The Aspen Institute’s Tech Policy Hub and Aspen Digital detailed the recommendations in a report following two meetings over the past year with dozens of individuals across cybersecurity, government, academia, nonprofits and other industries.
“The field remains remarkably homogeneous, both among technical practitioners and policy thinkers, and there are few model programs or initiatives that have demonstrated real progress in building diverse and inclusive teams,” the report noted. “It is estimated that only 4% of cybersecurity workers self-identify as Hispanic, 9% as Black, and 24% as women.”
In order to increase diversity in the cybersecurity sector, the report’s authors focused on strengthening cybersecurity education initiatives, shifting the hiring process, focusing on retaining diverse talent, establishing mentorship programs and shifting the narrative around working in cybersecurity.
“As many of the most visible faces in cybersecurity are White and male, diverse candidates and students may not see themselves as future cybersecurity experts and leaders,” the report notes.
Specific recommendations included reevaluating whether current background check processes for cyber positions are equitable and fair, developing mentorship models to help organizations diversify their workforce and establishing a task force to track the commitment of company leaders to diversity.
Rep. Lauren UnderwoodLauren UnderwoodKatie Hill launches effort to protect Democratic majority in House Overnight Hillicon Valley — Hacking goes global Report pushes for changes to diversify 'homogeneous' US cybersecurity workforce MORE (D-Ill.), the former chair of the House Homeland Security Committee’s cybersecurity subcommittee, praised the report during a virtual event hosted by the Aspen Institute on Thursday.
She stressed that “a diverse security workforce makes us safer” due to the ability for more voices and viewpoints to be considered when seeking solutions to cyber challenges.
“Racism is a national security issue, sexism is a national security issue, the same goes for any other form of bias or prejudice that keeps top talent out of our workforce,” Underwood said. “These are national security issues and must be treated with the same urgency as other threats.”
The need to attract diverse cybersecurity talent to the workforce has increasingly become a concern amid increasing major cybersecurity incidents and protests around racial discrimination over the past year.
The Biden administration last month established a program to recruit and train tech professionals to work for the federal government, with a focus on prioritizing diversity of these individuals in terms of race, ethnicity and gender.
Several leading tech groups pledged last month to also focus on workforce diversity following a meeting at the White House with President Biden.
IBM promised to train 150,000 individuals in cybersecurity skills over the next three years, and diversify the process through establishing cybersecurity centers at 20 historically Black colleges and universities, while Girls Who Code promised to establish a micro-credentialing program to fund scholarships for underrepresented groups in tech.

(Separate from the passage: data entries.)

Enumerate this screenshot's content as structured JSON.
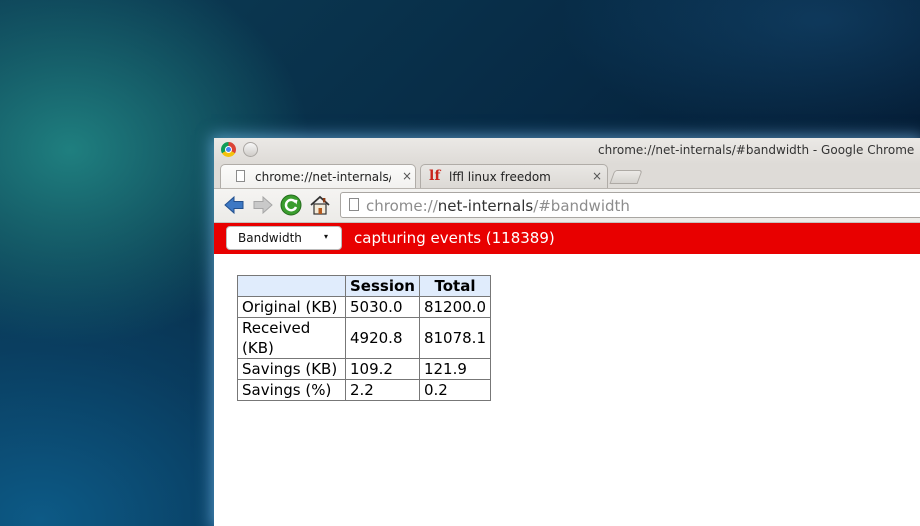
{
  "window": {
    "title": "chrome://net-internals/#bandwidth - Google Chrome"
  },
  "tabs": [
    {
      "label": "chrome://net-internals/",
      "close": "×",
      "active": true
    },
    {
      "label": "lffl linux freedom",
      "icon_text": "lf",
      "close": "×",
      "active": false
    }
  ],
  "toolbar": {
    "url_scheme": "chrome://",
    "url_host": "net-internals",
    "url_path": "/#bandwidth"
  },
  "statusbar": {
    "view_selected": "Bandwidth",
    "view_arrow": "▾",
    "status_text": "capturing events (118389)",
    "color": "#e80000"
  },
  "bandwidth_table": {
    "headers": [
      "",
      "Session",
      "Total"
    ],
    "rows": [
      [
        "Original (KB)",
        "5030.0",
        "81200.0"
      ],
      [
        "Received (KB)",
        "4920.8",
        "81078.1"
      ],
      [
        "Savings (KB)",
        "109.2",
        "121.9"
      ],
      [
        "Savings (%)",
        "2.2",
        "0.2"
      ]
    ]
  },
  "icons": [
    "chrome-logo-icon",
    "window-menu-icon",
    "page-icon",
    "back-arrow-icon",
    "forward-arrow-icon",
    "reload-icon",
    "home-icon",
    "new-tab-icon"
  ]
}
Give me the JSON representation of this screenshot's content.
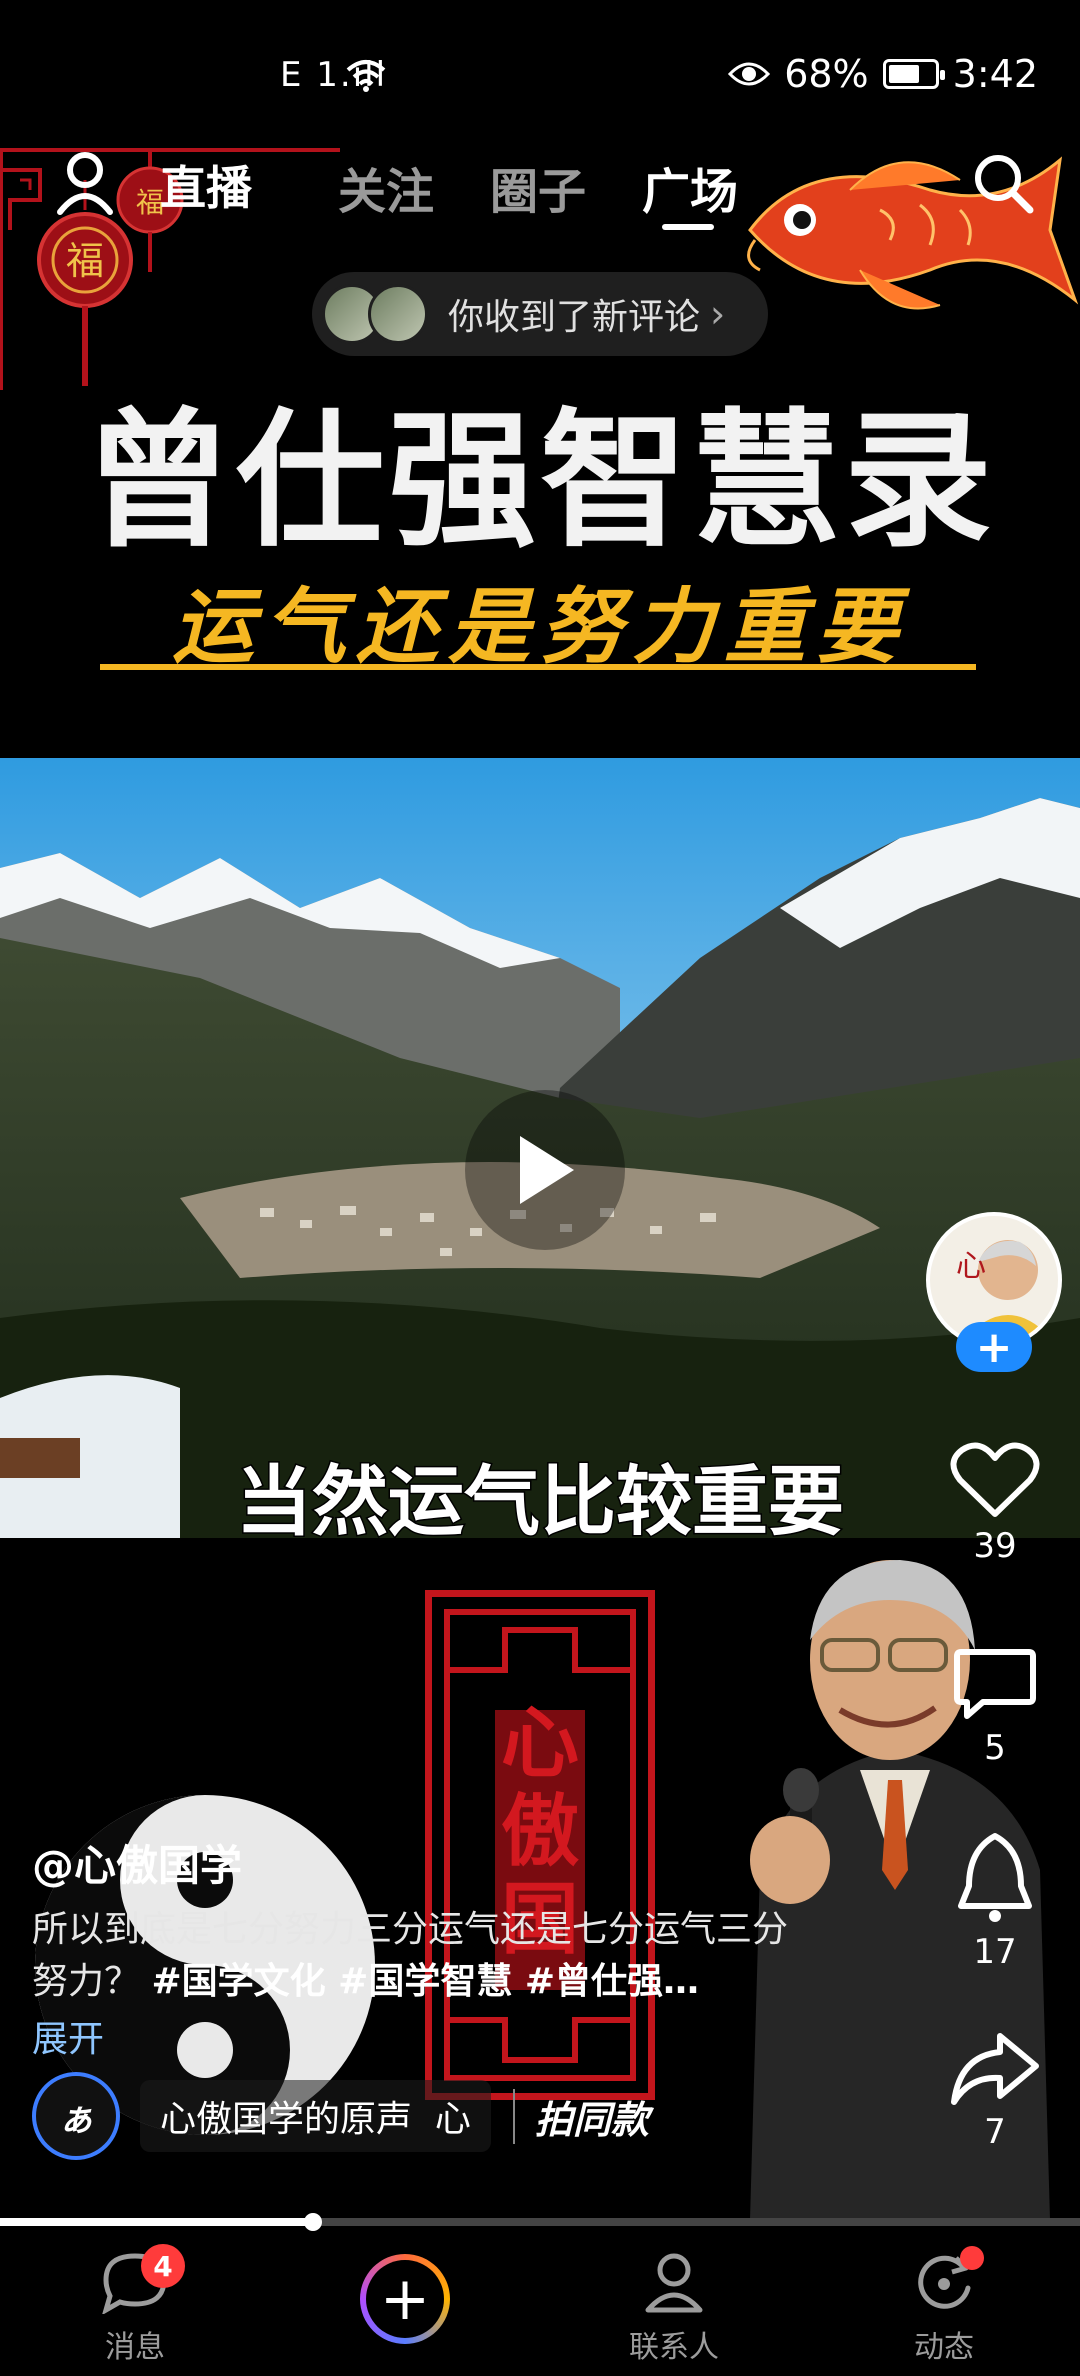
{
  "status_bar": {
    "signal_text": "E 1.ıll",
    "battery_percent": "68%",
    "battery_level": 0.68,
    "time": "3:42"
  },
  "top_nav": {
    "live": "直播",
    "tabs": [
      "关注",
      "圈子",
      "广场"
    ],
    "active_tab": "广场"
  },
  "notification": {
    "text": "你收到了新评论",
    "chevron": "›"
  },
  "video": {
    "title": "曾仕强智慧录",
    "subtitle": "运气还是努力重要",
    "caption_overlay": "当然运气比较重要",
    "seal_text": "心傲国",
    "progress": 0.29
  },
  "actions": {
    "follow": "+",
    "likes": "39",
    "comments": "5",
    "favorites": "17",
    "shares": "7"
  },
  "post": {
    "author": "@心傲国学",
    "description": "所以到底是七分努力三分运气还是七分运气三分努力？",
    "tags": "#国学文化 #国学智慧 #曾仕强…",
    "expand": "展开",
    "music_source": "心傲国学的原声",
    "music_disc_letter": "ぁ",
    "music_tail": "心",
    "same_style": "拍同款"
  },
  "bottom_nav": {
    "messages": "消息",
    "messages_badge": "4",
    "create": "+",
    "contacts": "联系人",
    "activity": "动态"
  },
  "colors": {
    "accent_blue": "#1e8bff",
    "title_gold": "#f5b722",
    "badge_red": "#ff3b3b"
  }
}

Underwood on Thursday warned that vulnerabilities in cybersecurity solutions would continue to exist if diversity did not become a priority.

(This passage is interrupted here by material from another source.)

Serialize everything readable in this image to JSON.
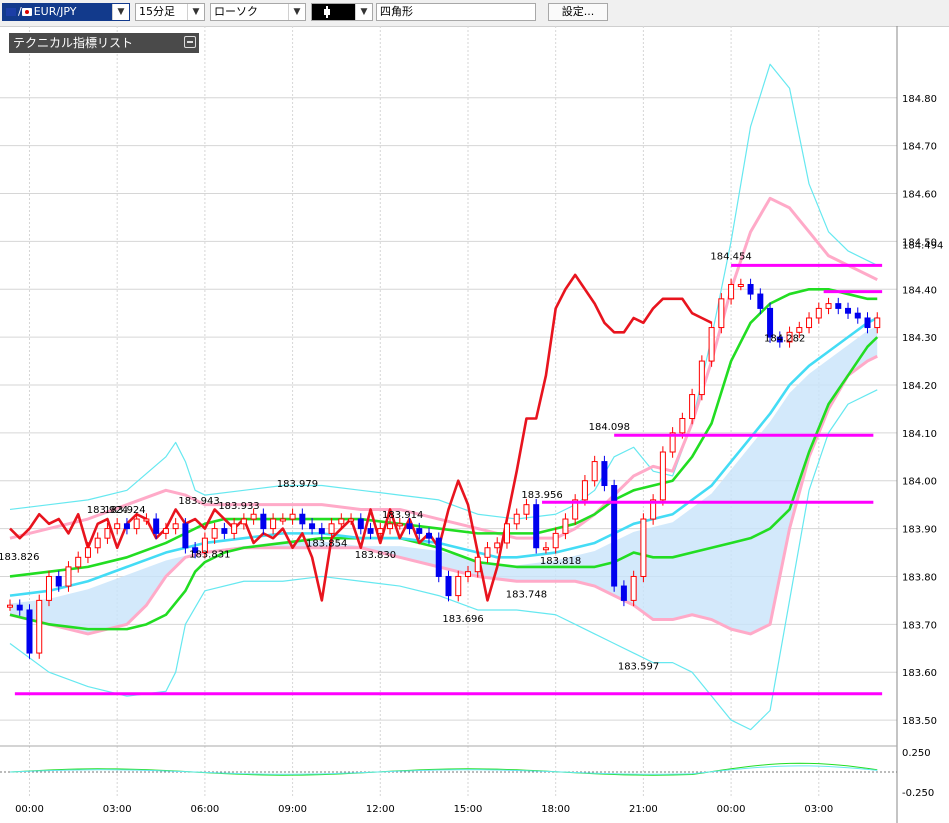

“Less diversity means more blind spots in our threat assessments, and fewer creative ideas for solutions,” Underwood said. “With cybersecurity threats increasing every single day, those are risks that we simply can’t afford to take.”